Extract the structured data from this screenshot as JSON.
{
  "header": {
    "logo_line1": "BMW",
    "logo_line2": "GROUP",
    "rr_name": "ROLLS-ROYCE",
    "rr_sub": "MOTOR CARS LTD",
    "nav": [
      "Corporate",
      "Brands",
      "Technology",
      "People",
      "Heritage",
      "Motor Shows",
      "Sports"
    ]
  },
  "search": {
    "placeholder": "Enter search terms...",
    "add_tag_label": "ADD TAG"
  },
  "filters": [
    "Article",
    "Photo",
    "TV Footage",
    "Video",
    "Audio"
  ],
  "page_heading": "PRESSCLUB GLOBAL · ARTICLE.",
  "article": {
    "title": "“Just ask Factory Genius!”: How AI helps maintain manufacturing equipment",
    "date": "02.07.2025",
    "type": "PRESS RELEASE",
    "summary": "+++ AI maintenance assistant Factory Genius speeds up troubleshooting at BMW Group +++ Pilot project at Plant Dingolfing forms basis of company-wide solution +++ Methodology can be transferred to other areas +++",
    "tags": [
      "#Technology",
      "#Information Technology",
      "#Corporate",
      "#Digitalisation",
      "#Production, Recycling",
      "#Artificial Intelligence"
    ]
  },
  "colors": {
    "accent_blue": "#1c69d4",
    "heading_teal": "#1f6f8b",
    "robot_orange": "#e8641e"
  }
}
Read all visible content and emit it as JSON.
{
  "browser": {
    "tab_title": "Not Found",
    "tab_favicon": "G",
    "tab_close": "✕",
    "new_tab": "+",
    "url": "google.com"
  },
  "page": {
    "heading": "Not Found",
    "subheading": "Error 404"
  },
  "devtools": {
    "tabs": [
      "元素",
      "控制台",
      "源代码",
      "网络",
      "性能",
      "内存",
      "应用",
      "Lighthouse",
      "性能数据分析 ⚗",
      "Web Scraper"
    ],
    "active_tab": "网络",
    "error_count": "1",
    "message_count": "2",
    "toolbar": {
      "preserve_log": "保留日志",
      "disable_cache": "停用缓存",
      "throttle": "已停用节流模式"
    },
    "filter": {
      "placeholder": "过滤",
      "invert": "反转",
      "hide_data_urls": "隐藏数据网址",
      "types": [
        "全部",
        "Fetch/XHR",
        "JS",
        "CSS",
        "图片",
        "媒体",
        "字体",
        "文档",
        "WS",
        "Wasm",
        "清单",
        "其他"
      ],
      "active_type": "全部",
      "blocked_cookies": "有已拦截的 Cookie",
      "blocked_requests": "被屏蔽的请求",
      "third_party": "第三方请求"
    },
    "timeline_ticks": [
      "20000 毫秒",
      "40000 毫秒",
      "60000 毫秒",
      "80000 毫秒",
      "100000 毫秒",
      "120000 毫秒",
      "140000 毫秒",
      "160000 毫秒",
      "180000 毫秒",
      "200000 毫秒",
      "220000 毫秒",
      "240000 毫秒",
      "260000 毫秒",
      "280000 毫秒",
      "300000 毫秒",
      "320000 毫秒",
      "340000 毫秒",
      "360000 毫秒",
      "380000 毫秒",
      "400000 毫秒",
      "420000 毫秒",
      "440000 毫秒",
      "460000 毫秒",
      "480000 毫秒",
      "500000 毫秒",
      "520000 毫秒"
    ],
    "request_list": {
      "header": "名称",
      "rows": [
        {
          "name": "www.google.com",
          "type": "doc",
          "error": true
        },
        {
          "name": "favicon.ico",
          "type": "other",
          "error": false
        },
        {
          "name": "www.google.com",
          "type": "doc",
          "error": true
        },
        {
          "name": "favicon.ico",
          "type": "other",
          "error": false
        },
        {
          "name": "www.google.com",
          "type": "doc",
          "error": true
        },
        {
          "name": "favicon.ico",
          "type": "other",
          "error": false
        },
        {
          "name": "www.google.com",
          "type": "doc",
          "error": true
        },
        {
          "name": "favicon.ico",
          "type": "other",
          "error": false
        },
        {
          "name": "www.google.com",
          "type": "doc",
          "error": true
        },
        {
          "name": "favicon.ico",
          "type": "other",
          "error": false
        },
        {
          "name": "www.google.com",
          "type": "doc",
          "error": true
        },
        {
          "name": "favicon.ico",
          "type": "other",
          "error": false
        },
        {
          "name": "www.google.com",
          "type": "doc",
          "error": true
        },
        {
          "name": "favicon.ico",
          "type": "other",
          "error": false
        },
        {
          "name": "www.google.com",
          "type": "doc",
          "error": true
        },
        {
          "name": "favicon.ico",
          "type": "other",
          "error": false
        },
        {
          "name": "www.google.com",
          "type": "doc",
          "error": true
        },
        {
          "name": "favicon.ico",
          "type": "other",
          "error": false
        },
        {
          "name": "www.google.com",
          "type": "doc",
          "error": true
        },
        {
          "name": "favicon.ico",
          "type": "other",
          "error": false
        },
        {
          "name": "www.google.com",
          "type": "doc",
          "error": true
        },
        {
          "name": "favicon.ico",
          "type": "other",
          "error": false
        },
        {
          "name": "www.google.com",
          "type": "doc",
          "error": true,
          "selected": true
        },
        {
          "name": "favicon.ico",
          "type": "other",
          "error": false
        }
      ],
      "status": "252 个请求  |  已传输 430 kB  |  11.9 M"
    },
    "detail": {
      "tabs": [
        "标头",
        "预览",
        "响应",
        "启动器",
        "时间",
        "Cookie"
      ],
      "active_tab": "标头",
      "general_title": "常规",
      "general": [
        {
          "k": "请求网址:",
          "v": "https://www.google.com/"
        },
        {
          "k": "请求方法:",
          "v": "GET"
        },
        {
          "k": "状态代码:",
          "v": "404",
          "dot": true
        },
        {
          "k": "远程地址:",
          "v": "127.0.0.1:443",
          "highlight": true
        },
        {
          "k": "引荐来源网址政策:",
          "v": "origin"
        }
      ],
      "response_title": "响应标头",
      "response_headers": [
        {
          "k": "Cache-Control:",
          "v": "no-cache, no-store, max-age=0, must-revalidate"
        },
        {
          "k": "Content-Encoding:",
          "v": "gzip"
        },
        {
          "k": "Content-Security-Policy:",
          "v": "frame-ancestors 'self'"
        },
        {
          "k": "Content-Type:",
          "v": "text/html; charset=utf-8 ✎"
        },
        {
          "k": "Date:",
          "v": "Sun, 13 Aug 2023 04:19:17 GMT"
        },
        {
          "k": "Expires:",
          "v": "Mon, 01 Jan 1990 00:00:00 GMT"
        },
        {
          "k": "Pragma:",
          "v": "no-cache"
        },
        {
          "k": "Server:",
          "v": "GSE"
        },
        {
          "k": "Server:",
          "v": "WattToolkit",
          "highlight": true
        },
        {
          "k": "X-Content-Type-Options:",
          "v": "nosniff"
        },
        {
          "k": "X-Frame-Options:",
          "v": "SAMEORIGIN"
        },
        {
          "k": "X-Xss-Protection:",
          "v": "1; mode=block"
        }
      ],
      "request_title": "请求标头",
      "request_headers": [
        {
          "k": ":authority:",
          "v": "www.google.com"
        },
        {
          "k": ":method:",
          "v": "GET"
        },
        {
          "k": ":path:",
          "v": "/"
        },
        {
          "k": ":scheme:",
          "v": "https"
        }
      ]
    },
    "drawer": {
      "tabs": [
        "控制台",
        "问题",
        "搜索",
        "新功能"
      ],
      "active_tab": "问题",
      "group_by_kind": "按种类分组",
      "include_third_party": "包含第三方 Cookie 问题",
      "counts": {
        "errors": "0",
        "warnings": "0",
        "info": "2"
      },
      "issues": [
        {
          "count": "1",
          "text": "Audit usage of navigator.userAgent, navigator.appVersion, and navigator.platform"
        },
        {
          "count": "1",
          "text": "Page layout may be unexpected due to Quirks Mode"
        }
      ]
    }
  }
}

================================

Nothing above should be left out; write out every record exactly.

Exercise answer:
Extract the structured data from this screenshot as JSON.
{
  "header": {
    "logo_line1": "BMW",
    "logo_line2": "GROUP",
    "rr_name": "ROLLS-ROYCE",
    "rr_sub": "MOTOR CARS LTD",
    "nav": [
      "Corporate",
      "Brands",
      "Technology",
      "People",
      "Heritage",
      "Motor Shows",
      "Sports"
    ]
  },
  "search": {
    "placeholder": "Enter search terms...",
    "add_tag_label": "ADD TAG"
  },
  "filters": [
    "Article",
    "Photo",
    "TV Footage",
    "Video",
    "Audio"
  ],
  "page_heading": "PRESSCLUB GLOBAL · ARTICLE.",
  "article": {
    "title": "“Just ask Factory Genius!”: How AI helps maintain manufacturing equipment",
    "date": "02.07.2025",
    "type": "PRESS RELEASE",
    "summary": "+++ AI maintenance assistant Factory Genius speeds up troubleshooting at BMW Group +++ Pilot project at Plant Dingolfing forms basis of company-wide solution +++ Methodology can be transferred to other areas +++",
    "tags": [
      "#Technology",
      "#Information Technology",
      "#Corporate",
      "#Digitalisation",
      "#Production, Recycling",
      "#Artificial Intelligence"
    ]
  },
  "colors": {
    "accent_blue": "#1c69d4",
    "heading_teal": "#1f6f8b",
    "robot_orange": "#e8641e"
  }
}
Read all visible content and emit it as JSON.
{
  "browser": {
    "tab_title": "Not Found",
    "tab_favicon": "G",
    "tab_close": "✕",
    "new_tab": "+",
    "url": "google.com"
  },
  "page": {
    "heading": "Not Found",
    "subheading": "Error 404"
  },
  "devtools": {
    "tabs": [
      "元素",
      "控制台",
      "源代码",
      "网络",
      "性能",
      "内存",
      "应用",
      "Lighthouse",
      "性能数据分析 ⚗",
      "Web Scraper"
    ],
    "active_tab": "网络",
    "error_count": "1",
    "message_count": "2",
    "toolbar": {
      "preserve_log": "保留日志",
      "disable_cache": "停用缓存",
      "throttle": "已停用节流模式"
    },
    "filter": {
      "placeholder": "过滤",
      "invert": "反转",
      "hide_data_urls": "隐藏数据网址",
      "types": [
        "全部",
        "Fetch/XHR",
        "JS",
        "CSS",
        "图片",
        "媒体",
        "字体",
        "文档",
        "WS",
        "Wasm",
        "清单",
        "其他"
      ],
      "active_type": "全部",
      "blocked_cookies": "有已拦截的 Cookie",
      "blocked_requests": "被屏蔽的请求",
      "third_party": "第三方请求"
    },
    "timeline_ticks": [
      "20000 毫秒",
      "40000 毫秒",
      "60000 毫秒",
      "80000 毫秒",
      "100000 毫秒",
      "120000 毫秒",
      "140000 毫秒",
      "160000 毫秒",
      "180000 毫秒",
      "200000 毫秒",
      "220000 毫秒",
      "240000 毫秒",
      "260000 毫秒",
      "280000 毫秒",
      "300000 毫秒",
      "320000 毫秒",
      "340000 毫秒",
      "360000 毫秒",
      "380000 毫秒",
      "400000 毫秒",
      "420000 毫秒",
      "440000 毫秒",
      "460000 毫秒",
      "480000 毫秒",
      "500000 毫秒",
      "520000 毫秒"
    ],
    "request_list": {
      "header": "名称",
      "rows": [
        {
          "name": "www.google.com",
          "type": "doc",
          "error": true
        },
        {
          "name": "favicon.ico",
          "type": "other",
          "error": false
        },
        {
          "name": "www.google.com",
          "type": "doc",
          "error": true
        },
        {
          "name": "favicon.ico",
          "type": "other",
          "error": false
        },
        {
          "name": "www.google.com",
          "type": "doc",
          "error": true
        },
        {
          "name": "favicon.ico",
          "type": "other",
          "error": false
        },
        {
          "name": "www.google.com",
          "type": "doc",
          "error": true
        },
        {
          "name": "favicon.ico",
          "type": "other",
          "error": false
        },
        {
          "name": "www.google.com",
          "type": "doc",
          "error": true
        },
        {
          "name": "favicon.ico",
          "type": "other",
          "error": false
        },
        {
          "name": "www.google.com",
          "type": "doc",
          "error": true
        },
        {
          "name": "favicon.ico",
          "type": "other",
          "error": false
        },
        {
          "name": "www.google.com",
          "type": "doc",
          "error": true
        },
        {
          "name": "favicon.ico",
          "type": "other",
          "error": false
        },
        {
          "name": "www.google.com",
          "type": "doc",
          "error": true
        },
        {
          "name": "favicon.ico",
          "type": "other",
          "error": false
        },
        {
          "name": "www.google.com",
          "type": "doc",
          "error": true
        },
        {
          "name": "favicon.ico",
          "type": "other",
          "error": false
        },
        {
          "name": "www.google.com",
          "type": "doc",
          "error": true
        },
        {
          "name": "favicon.ico",
          "type": "other",
          "error": false
        },
        {
          "name": "www.google.com",
          "type": "doc",
          "error": true
        },
        {
          "name": "favicon.ico",
          "type": "other",
          "error": false
        },
        {
          "name": "www.google.com",
          "type": "doc",
          "error": true,
          "selected": true
        },
        {
          "name": "favicon.ico",
          "type": "other",
          "error": false
        }
      ],
      "status": "252 个请求  |  已传输 430 kB  |  11.9 M"
    },
    "detail": {
      "tabs": [
        "标头",
        "预览",
        "响应",
        "启动器",
        "时间",
        "Cookie"
      ],
      "active_tab": "标头",
      "general_title": "常规",
      "general": [
        {
          "k": "请求网址:",
          "v": "https://www.google.com/"
        },
        {
          "k": "请求方法:",
          "v": "GET"
        },
        {
          "k": "状态代码:",
          "v": "404",
          "dot": true
        },
        {
          "k": "远程地址:",
          "v": "127.0.0.1:443",
          "highlight": true
        },
        {
          "k": "引荐来源网址政策:",
          "v": "origin"
        }
      ],
      "response_title": "响应标头",
      "response_headers": [
        {
          "k": "Cache-Control:",
          "v": "no-cache, no-store, max-age=0, must-revalidate"
        },
        {
          "k": "Content-Encoding:",
          "v": "gzip"
        },
        {
          "k": "Content-Security-Policy:",
          "v": "frame-ancestors 'self'"
        },
        {
          "k": "Content-Type:",
          "v": "text/html; charset=utf-8 ✎"
        },
        {
          "k": "Date:",
          "v": "Sun, 13 Aug 2023 04:19:17 GMT"
        },
        {
          "k": "Expires:",
          "v": "Mon, 01 Jan 1990 00:00:00 GMT"
        },
        {
          "k": "Pragma:",
          "v": "no-cache"
        },
        {
          "k": "Server:",
          "v": "GSE"
        },
        {
          "k": "Server:",
          "v": "WattToolkit",
          "highlight": true
        },
        {
          "k": "X-Content-Type-Options:",
          "v": "nosniff"
        },
        {
          "k": "X-Frame-Options:",
          "v": "SAMEORIGIN"
        },
        {
          "k": "X-Xss-Protection:",
          "v": "1; mode=block"
        }
      ],
      "request_title": "请求标头",
      "request_headers": [
        {
          "k": ":authority:",
          "v": "www.google.com"
        },
        {
          "k": ":method:",
          "v": "GET"
        },
        {
          "k": ":path:",
          "v": "/"
        },
        {
          "k": ":scheme:",
          "v": "https"
        }
      ]
    },
    "drawer": {
      "tabs": [
        "控制台",
        "问题",
        "搜索",
        "新功能"
      ],
      "active_tab": "问题",
      "group_by_kind": "按种类分组",
      "include_third_party": "包含第三方 Cookie 问题",
      "counts": {
        "errors": "0",
        "warnings": "0",
        "info": "2"
      },
      "issues": [
        {
          "count": "1",
          "text": "Audit usage of navigator.userAgent, navigator.appVersion, and navigator.platform"
        },
        {
          "count": "1",
          "text": "Page layout may be unexpected due to Quirks Mode"
        }
      ]
    }
  }
}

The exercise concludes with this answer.